Bradbury Science Museum (Los Alamos National Laboratory)
An aerial view of the Los Alamos National Laboratory.
The Bradbury Science Museum
A replica of Little Boy on display at the Bradbury Science Museum.
Little Boy explodes over Hiroshima, Japan, on August 6, 1945 (left); Fat Man explodes over Nagasaki, Japan, on August 9, 1945 (right). An estimated 120,000 people were killed as a result of the bombings.
Backstory and Context
The Manhattan Project shaped the history of America and the world during WWII, and its effects are still being felt today. Los Alamos, New Mexico was where the Manhattan Project grew under Major General Leslie Groves of the U.S. Army Corps of Engineers and Physicist J. Robert Oppenheimer, who was the director of the Los Alamos National Laboratory. Classified as the Manhattan Project and in development from 1942 until 1946, this was the scientific project that built the atomic bombs that were dropped on Hiroshima and Nagasaki on August 6, 1945 and August 9, 1945, respectively. While there were certainly other elements at play, this is widely considered a contributing factor to Japan’s surrender on September 2, 1945.
Despite being widely known as the birthplace of the atomic bomb, after the end of the Cold War, Los Alamos National Laboratory began to diversify its research. Even today, it’s still in operation and is on the leading edge of scientific and technological research with a staff of over 9,000. There are various websites providing up to date video, photo, and textual information regarding current research (there is a link to their main site below). Their research covers matters of national security, nanotechnology, supercomputing, medicine, renewable energy, and more. Current topics of interest on the Bradbury Science Museum's website highlight work in commemorating the past in Manhattan Project exhibits while also providing updates for software upgrades they pushed to the Mars Rover allowing it to better gather data. It was added to the National Register of Historic Places on October 15, 1966.
In 1953, Robert Krohn, who was in charge of early nuclear tests at the Los Alamos National Laboratory, decided they needed a museum to house historical weapons-research artifacts. Krohn convinced Norris Bradbury, the laboratory director from 1945 to 1970, that a museum could preserve the laboratory's history and provide a place for official visitors to learn about the Laboratory's weapon programs. In 1970, the museum was renamed the Norris E. Bradbury Science Museum honoring the laboratory's second director, and it was eventually shortened to the Bradbury Science Museum.

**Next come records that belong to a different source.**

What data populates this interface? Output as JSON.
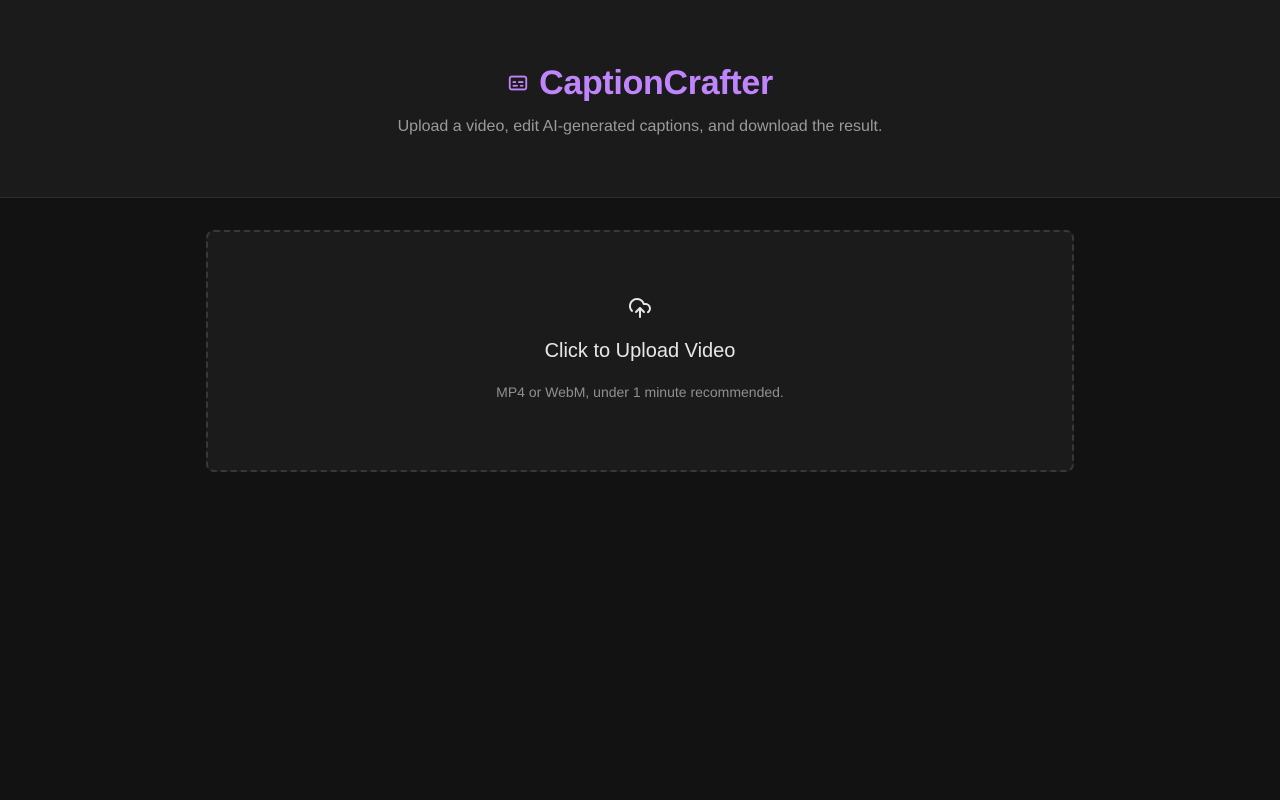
{
  "header": {
    "title": "CaptionCrafter",
    "subtitle": "Upload a video, edit AI-generated captions, and download the result.",
    "logo_icon": "captions-icon"
  },
  "upload": {
    "title": "Click to Upload Video",
    "hint": "MP4 or WebM, under 1 minute recommended.",
    "icon": "cloud-upload-icon"
  },
  "colors": {
    "accent": "#c084fc",
    "background": "#121212",
    "surface": "#1b1b1b",
    "border": "#383838"
  }
}
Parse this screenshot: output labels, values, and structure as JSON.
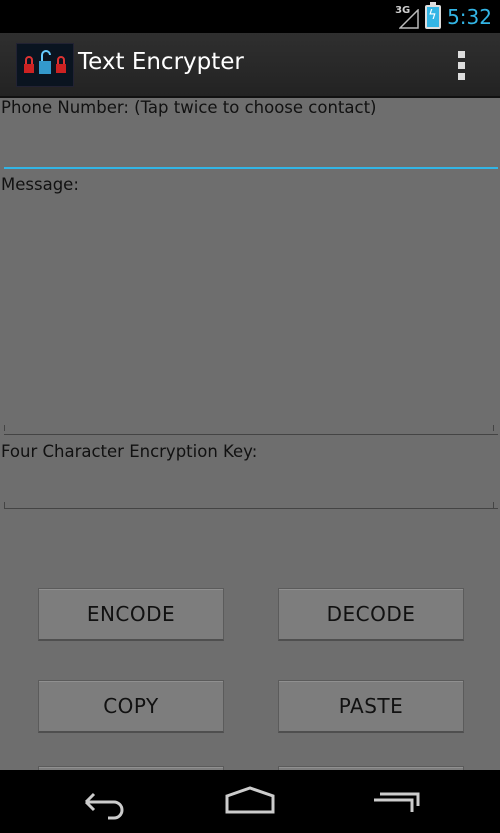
{
  "status": {
    "network_label": "3G",
    "time": "5:32"
  },
  "appbar": {
    "title": "Text Encrypter",
    "icon": "padlocks-icon",
    "overflow_icon": "overflow-menu-icon"
  },
  "form": {
    "phone_label": "Phone Number: (Tap twice to choose contact)",
    "phone_value": "",
    "message_label": "Message:",
    "message_value": "",
    "key_label": "Four Character Encryption Key:",
    "key_value": ""
  },
  "buttons": {
    "encode": "ENCODE",
    "decode": "DECODE",
    "copy": "COPY",
    "paste": "PASTE"
  },
  "navbar": {
    "back_icon": "back-icon",
    "home_icon": "home-icon",
    "recents_icon": "recents-icon"
  },
  "colors": {
    "accent": "#33b5e5",
    "background": "#6e6e6e",
    "actionbar": "#2a2a2a"
  }
}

History and science enthusiasts alike can spend their time in the museum at the Los Alamos National Laboratory learning about the confluence of science and warfare as well as the innovations that will pave the way forward for humanity. There are close to 40 interactive exhibits tracing the history of the Manhattan Project, and visitors will be able to see the laboratory's historic as well as current research projects. The site is a great example of how a historical landmark can have a meaningful place in the United States’ history as well as its future.
Greenwood, Richard. "Los Alamos Scientific Laboratory." National Park Service - National Register of Historic Places Nomination Form. October 15, 1966. https://npgallery.nps.gov/GetAsset/f9786063-cc5a-4b00-91da-db740b4410a3.